WASHINGTON – The House voted Tuesday to prohibit a nearly $10 billion government payout to tobacco (search) farmers for giving up a federal quota program just a month after the same lawmakers approved it.
Saying cigarette makers, not taxpayers, should pay for any buyout, conservative Republicans and anti-tobacco Democrats combined forces to upset a carefully orchestrated effort by GOP leaders and the White House to have the government pick up the cost.
The measure blocking the farmer buyout was included as an amendment to an agriculture spending bill (search). Supporters said it was in reaction to Republican leaders including a $9.6 billion payout to tobacco farmers in a corporate tax bill passed by the House last month.
House leaders put the buyout in the tax bill in part to win the votes of Southern lawmakers.
"I thought it was outrageous," Rep. Chris Van Hollen, D-Md., (search) said of the buyout.
It would pay farmers, using existing taxpayer dollars, to leave the Depression-era federal system that sets price and production controls on U.S. leaf.
Farmers have been seeking the buyout for several years. They have experienced steep cuts in the amount of tobacco they can sell under the federal program due to declining cigarette sales and increasing imports of cheaper tobacco.
Van Hollen sponsored Tuesday's amendment with Rep. Jeff Flake, R-Ariz (search). Both said they would not object to a tobacco farmer buyout if it was funded by cigarette makers.
"I just don't want the taxpayers on the hook," Flake said.
A buyout funded by the tobacco companies has been introduced in the Senate.
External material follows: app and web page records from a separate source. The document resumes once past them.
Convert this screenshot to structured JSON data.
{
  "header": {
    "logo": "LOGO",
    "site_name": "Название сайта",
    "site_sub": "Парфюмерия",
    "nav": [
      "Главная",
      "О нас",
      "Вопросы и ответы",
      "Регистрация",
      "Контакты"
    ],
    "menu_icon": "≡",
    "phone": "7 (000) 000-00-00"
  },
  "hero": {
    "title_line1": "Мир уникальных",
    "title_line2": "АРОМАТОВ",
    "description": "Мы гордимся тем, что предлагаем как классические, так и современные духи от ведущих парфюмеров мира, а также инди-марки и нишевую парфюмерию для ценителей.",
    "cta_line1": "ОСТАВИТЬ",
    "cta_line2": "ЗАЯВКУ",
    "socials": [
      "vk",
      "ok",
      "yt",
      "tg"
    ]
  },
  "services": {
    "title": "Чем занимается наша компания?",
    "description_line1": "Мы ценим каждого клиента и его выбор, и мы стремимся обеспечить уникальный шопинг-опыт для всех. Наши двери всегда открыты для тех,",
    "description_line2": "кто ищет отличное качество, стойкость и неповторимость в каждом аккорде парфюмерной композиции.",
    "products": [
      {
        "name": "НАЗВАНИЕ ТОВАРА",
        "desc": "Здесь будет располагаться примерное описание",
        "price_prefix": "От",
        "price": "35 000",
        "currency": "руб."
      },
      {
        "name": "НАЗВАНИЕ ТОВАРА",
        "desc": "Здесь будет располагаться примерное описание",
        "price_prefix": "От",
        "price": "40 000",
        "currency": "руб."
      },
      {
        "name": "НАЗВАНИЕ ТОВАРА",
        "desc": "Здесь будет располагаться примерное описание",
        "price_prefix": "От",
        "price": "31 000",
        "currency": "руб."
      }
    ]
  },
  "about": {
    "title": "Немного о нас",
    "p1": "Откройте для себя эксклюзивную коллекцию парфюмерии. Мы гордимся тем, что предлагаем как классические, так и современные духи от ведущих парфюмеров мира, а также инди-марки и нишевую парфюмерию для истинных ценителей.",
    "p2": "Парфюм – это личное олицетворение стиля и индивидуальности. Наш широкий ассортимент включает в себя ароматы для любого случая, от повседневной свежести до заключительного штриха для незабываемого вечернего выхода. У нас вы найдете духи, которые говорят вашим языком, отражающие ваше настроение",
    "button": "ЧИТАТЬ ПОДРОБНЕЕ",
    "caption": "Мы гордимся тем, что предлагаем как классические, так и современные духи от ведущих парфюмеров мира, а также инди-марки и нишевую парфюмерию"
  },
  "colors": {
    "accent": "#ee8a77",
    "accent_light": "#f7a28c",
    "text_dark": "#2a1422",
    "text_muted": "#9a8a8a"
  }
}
Tobacco companies would benefit from a farmer buyout, because U.S. leaf prices would drop if the federal program was ended and replaced with a free market.
The Senate has not yet taken up the agriculture spending bill, but Flake and Van Hollen predicted their amendment would win support in that chamber.
The Senate version of the tax bill does not include a buyout for tobacco farmers. Several senators have said they would support a buyout only if it was linked to Food and Drug Administration regulation of tobacco products.
Rep. Ed Whitfield, R-Ky (search)., a buyout supporter, said House Republicans who generally oppose FDA regulation might have to get used to the idea to secure a buyout.
"It just makes it more likely, if there's going to be a buyout, there's going to be additional regulation going along with it," Whitfield said of Tuesday's vote.
The amendment to the agriculture spending bill passed by voice vote. Whitfield said opponents of the measure did not seek a recorded vote for fear of the result.
"Our concern was it would have lost by a rather large margin," he said.